There is a joke that is absolutely hysterical of you are about 4 years old and growing up in an Orthodox family. Why did the cow go to shul? – To daven Musaf! Get it? Moooosaf! Hahahahahaha. Back in the day when one of my sons was old enough to understand that there was such a thing as joke, but not quite old enough to understand what makes things funny, he coined an alternate version of that joke. Why did the duck go to shul? To get a cup of coffee. *Awkward silence.*
This week’s Torah reading is the first in a series that will primarily discuss ritual sacrifices and the laws of purity and impurity. These are fascinating topics to me which teach many practical ideas and insights. But I have noticed that while they are interesting to me they tend to meet the general population with the same impact as the duck going to shul joke. It’s just that awkward silence. So at least for today we’ll skip the deep dive into sacrifices and talk about prayer. The sages of the Talmud teach that in the place of the sacrifices of yesteryear we have prayer. How is prayer a substitute for the slaughtering of an animal and the sprinkling of its blood on the altar? They seem like pretty different topics.
Two suggestions; a key idea embedded in the rules of sacrifices is that the reality of the actions are determined by the intent of the kohein. Whether the sacrifice is acceptable or not depends on the intent of the person bringing the offering and the person doing the various parts of the service. So even if the actions look ok, the service could be disqualified because of what’s going on in their hearts. Prayer is like that too. Even if someone stands and sits and shuckles and even says words in the prayer book, the essence of prayer is what is happening in the heart of the pray-er. You can’t tell just by looking at someone what G-d thinks of his/her service. A second parallel between sacrifices and prayer is the intent that inspires the worshiper. In the days of old if a person were overwhelmed with gratitude, filled with thanks for the blessings in their life, they would seek to “give back” and connect to the Creator through an offering. If they were sorry for their actions and needed a fresh start unblemished by the past, they would bring a sin offering. Today, if a person feels like a heart filled with gratitude, or is scared for the future, they pour out their feelings in conversation with the Creator. After all, that’s the ideal of what prayer can be.
But what’s interesting to me this week is thinking about why people go to shul, and it’s not just to pray. I see people that go to shul because of a desire to fulfill their responsibility to pray in a way our sages describe as most efficacious – with a congregation. And yet, I look around at the world I think there a lot of other reasons people go to shul. A few years ago there was an article that described Social Orthodoxy and it rang true with what I see. A significant part of our community engages because it feels comfortable. Maybe they have faith, maybe they don’t. Either way, I don’t think that’s what animates them or inspires them. I think they like coming to shul because of the Cheers Paradigm. (That’s where everybody knows their name. If you didn’t get that then we are of different generations.)

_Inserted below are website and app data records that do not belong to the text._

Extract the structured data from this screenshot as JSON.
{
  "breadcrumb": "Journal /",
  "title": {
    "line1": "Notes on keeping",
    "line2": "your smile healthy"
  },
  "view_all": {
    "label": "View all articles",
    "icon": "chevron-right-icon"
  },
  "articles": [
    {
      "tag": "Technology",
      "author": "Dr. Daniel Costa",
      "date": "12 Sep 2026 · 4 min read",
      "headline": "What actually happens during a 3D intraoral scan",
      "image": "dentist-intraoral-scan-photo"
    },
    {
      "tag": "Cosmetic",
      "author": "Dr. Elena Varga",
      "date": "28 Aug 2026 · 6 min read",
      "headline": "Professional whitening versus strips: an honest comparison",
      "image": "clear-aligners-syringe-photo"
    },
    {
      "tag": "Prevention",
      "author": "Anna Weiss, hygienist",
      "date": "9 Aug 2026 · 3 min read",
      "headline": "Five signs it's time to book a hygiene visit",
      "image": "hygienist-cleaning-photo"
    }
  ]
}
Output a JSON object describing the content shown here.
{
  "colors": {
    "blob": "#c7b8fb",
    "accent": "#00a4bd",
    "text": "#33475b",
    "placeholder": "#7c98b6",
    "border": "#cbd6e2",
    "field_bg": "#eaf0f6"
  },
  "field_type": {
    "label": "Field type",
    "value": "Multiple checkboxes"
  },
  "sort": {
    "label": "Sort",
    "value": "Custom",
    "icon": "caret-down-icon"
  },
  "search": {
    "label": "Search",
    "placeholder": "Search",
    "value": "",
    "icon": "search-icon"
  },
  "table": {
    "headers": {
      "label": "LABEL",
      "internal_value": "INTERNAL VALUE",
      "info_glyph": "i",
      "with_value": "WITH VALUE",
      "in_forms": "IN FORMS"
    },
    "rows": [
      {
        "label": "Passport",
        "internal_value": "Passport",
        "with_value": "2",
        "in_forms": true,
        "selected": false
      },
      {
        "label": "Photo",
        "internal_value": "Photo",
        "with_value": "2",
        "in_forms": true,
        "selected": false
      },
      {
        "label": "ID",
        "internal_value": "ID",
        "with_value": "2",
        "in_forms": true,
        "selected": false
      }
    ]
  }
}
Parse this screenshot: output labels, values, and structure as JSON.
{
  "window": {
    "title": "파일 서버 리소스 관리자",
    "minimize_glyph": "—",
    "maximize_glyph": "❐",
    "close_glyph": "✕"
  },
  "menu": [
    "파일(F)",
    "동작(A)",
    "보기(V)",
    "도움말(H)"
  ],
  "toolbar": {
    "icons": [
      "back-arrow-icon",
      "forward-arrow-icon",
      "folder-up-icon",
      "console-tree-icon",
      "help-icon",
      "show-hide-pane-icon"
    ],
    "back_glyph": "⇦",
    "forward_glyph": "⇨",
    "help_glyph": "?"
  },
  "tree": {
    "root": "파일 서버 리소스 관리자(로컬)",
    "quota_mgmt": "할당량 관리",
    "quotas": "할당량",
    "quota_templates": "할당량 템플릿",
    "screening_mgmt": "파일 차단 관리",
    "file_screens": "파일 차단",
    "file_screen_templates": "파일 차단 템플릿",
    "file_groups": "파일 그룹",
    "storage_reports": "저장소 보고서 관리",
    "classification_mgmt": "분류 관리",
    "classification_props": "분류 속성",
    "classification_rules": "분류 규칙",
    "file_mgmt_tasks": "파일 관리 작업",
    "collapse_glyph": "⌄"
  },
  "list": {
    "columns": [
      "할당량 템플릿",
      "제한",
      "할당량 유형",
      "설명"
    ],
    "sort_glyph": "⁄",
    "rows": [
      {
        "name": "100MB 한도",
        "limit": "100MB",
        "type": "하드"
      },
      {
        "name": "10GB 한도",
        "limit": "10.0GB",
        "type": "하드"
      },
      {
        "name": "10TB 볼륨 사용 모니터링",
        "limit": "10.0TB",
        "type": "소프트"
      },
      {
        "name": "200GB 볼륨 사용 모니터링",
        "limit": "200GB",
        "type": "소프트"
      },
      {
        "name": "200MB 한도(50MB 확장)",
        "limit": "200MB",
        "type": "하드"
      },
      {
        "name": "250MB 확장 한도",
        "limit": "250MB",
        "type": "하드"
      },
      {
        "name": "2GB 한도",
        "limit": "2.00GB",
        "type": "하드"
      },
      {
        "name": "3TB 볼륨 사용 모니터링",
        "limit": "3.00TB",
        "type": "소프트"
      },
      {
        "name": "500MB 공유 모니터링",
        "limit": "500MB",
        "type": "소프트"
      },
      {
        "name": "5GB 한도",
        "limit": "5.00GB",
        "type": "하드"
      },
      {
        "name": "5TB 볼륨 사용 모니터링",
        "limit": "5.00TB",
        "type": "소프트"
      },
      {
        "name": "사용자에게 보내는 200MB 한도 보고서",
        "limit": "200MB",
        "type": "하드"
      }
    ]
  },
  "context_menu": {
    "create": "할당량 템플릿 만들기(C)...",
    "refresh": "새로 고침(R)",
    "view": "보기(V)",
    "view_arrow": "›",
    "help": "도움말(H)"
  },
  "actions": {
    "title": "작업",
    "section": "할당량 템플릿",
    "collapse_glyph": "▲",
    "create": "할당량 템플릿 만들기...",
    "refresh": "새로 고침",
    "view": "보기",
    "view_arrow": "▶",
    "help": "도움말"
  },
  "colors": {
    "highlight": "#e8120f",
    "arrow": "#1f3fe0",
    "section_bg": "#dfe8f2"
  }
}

In past iterations of my religious life I looked down on the ‘Shul as social club” crowd through the haughty eyes of a Talmudist. Alas, my sharp edges have been weathered a bit over the years. I get it now. In a world where we have to expend so much energy explaining to colleagues why we won’t eat there and why we can’t go there, and why we didn’t watch that, it’s nice to just be someplace where that is already common ground. Even that is refreshing and rejuvenating. Even without prayer. And I want to call out the holiness inherent in connecting at that level.
One of the primary ways that Judaism conceives of the Creator is that the Creator is ONE. That doesn’t just mean that there aren’t a pantheon of gods. It means that the Creator is one integrated, indistinguishable, undifferentiate-able, pure, essential oneness. (Rav Soloveitchik might say, an ontological Oneness.) The Jewish People strive to be Like G-d. An aspect of that is that we also can be One. Connected to each other, responsible for each other, relying on each other, and all rowing the boat in the same direction. I know that is aspirational, but to be fair, our enemies already think of us that way. It’s only we who notice the small differences between us. They recognize that we’re all connected. Being active members of the community, revitalizing the connections between us, even social connections, is integral to the unity of the Jewish people and part of our quest to model G-d’s Oneness.
Now don’t get me wrong, I still wish that people didn’t talk as much during davening and the haftorah (ahem, ahem). I wish my own prayers were always inspired by those lofty goals of connecting with the Creator. But I don’t discount the holiness of just being present.
That connects us back to sacrifices too. In the times of the Beit Hamikdash, the great Temple on the Temple Mount, the only place sacrifices could be offered was in that central location. Mini backyard-altars were against the Torah’s rule. During the holidays the people were required to make a pilgrimage to Jerusalem. Why? An aspect of this is because of what we described above. Connecting together as a community, creating unity is an essential part of our service of the Creator, whether it be sacrificial worship or worship through prayer.
So why do the Jews go to shul? Some go to daven musaf and some just go for a cup of coffee. There is holiness in that too.